## Your assignment
The records are to be repeated in full. Every line must match.
Information: Begin
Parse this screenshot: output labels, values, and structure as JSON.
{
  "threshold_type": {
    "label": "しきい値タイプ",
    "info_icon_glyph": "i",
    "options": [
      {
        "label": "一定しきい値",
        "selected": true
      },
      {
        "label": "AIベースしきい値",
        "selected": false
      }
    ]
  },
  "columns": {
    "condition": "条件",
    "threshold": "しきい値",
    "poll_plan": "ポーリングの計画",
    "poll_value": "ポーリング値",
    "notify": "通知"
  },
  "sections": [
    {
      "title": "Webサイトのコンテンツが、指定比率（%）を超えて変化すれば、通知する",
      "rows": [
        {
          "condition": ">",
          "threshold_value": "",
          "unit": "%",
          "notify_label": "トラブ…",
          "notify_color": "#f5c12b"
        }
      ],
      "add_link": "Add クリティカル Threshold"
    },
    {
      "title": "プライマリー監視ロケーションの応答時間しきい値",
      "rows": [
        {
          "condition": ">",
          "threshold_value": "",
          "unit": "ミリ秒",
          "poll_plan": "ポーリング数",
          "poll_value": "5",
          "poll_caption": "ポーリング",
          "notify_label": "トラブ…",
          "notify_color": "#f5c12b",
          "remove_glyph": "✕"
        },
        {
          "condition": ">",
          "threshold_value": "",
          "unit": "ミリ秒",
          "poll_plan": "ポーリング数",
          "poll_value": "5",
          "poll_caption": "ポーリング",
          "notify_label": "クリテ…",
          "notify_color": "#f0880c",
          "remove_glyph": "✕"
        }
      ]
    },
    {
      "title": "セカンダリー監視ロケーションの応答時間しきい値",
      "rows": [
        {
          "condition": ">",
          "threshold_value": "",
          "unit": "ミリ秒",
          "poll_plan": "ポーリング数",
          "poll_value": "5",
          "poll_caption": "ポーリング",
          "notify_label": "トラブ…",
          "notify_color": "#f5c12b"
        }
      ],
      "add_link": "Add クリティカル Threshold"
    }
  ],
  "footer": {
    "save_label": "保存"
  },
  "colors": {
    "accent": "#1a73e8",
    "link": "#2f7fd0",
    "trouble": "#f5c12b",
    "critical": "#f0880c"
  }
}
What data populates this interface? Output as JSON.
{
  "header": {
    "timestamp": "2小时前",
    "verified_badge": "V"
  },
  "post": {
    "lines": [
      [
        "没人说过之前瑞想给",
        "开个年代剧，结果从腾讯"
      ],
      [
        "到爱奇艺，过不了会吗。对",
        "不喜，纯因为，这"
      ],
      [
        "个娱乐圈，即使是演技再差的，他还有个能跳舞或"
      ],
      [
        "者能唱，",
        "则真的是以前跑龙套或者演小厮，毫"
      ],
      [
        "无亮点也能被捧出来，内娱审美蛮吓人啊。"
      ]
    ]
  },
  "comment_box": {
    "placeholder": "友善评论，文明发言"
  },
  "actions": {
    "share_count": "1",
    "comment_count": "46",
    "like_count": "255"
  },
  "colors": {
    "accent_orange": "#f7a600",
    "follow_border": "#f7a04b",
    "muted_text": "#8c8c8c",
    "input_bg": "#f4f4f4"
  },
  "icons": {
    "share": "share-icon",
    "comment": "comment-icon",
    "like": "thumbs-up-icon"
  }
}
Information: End
## Response for this exercise
Parse this screenshot: output labels, values, and structure as JSON.
{
  "threshold_type": {
    "label": "しきい値タイプ",
    "info_icon_glyph": "i",
    "options": [
      {
        "label": "一定しきい値",
        "selected": true
      },
      {
        "label": "AIベースしきい値",
        "selected": false
      }
    ]
  },
  "columns": {
    "condition": "条件",
    "threshold": "しきい値",
    "poll_plan": "ポーリングの計画",
    "poll_value": "ポーリング値",
    "notify": "通知"
  },
  "sections": [
    {
      "title": "Webサイトのコンテンツが、指定比率（%）を超えて変化すれば、通知する",
      "rows": [
        {
          "condition": ">",
          "threshold_value": "",
          "unit": "%",
          "notify_label": "トラブ…",
          "notify_color": "#f5c12b"
        }
      ],
      "add_link": "Add クリティカル Threshold"
    },
    {
      "title": "プライマリー監視ロケーションの応答時間しきい値",
      "rows": [
        {
          "condition": ">",
          "threshold_value": "",
          "unit": "ミリ秒",
          "poll_plan": "ポーリング数",
          "poll_value": "5",
          "poll_caption": "ポーリング",
          "notify_label": "トラブ…",
          "notify_color": "#f5c12b",
          "remove_glyph": "✕"
        },
        {
          "condition": ">",
          "threshold_value": "",
          "unit": "ミリ秒",
          "poll_plan": "ポーリング数",
          "poll_value": "5",
          "poll_caption": "ポーリング",
          "notify_label": "クリテ…",
          "notify_color": "#f0880c",
          "remove_glyph": "✕"
        }
      ]
    },
    {
      "title": "セカンダリー監視ロケーションの応答時間しきい値",
      "rows": [
        {
          "condition": ">",
          "threshold_value": "",
          "unit": "ミリ秒",
          "poll_plan": "ポーリング数",
          "poll_value": "5",
          "poll_caption": "ポーリング",
          "notify_label": "トラブ…",
          "notify_color": "#f5c12b"
        }
      ],
      "add_link": "Add クリティカル Threshold"
    }
  ],
  "footer": {
    "save_label": "保存"
  },
  "colors": {
    "accent": "#1a73e8",
    "link": "#2f7fd0",
    "trouble": "#f5c12b",
    "critical": "#f0880c"
  }
}
What data populates this interface? Output as JSON.
{
  "header": {
    "timestamp": "2小时前",
    "verified_badge": "V"
  },
  "post": {
    "lines": [
      [
        "没人说过之前瑞想给",
        "开个年代剧，结果从腾讯"
      ],
      [
        "到爱奇艺，过不了会吗。对",
        "不喜，纯因为，这"
      ],
      [
        "个娱乐圈，即使是演技再差的，他还有个能跳舞或"
      ],
      [
        "者能唱，",
        "则真的是以前跑龙套或者演小厮，毫"
      ],
      [
        "无亮点也能被捧出来，内娱审美蛮吓人啊。"
      ]
    ]
  },
  "comment_box": {
    "placeholder": "友善评论，文明发言"
  },
  "actions": {
    "share_count": "1",
    "comment_count": "46",
    "like_count": "255"
  },
  "colors": {
    "accent_orange": "#f7a600",
    "follow_border": "#f7a04b",
    "muted_text": "#8c8c8c",
    "input_bg": "#f4f4f4"
  },
  "icons": {
    "share": "share-icon",
    "comment": "comment-icon",
    "like": "thumbs-up-icon"
  }
}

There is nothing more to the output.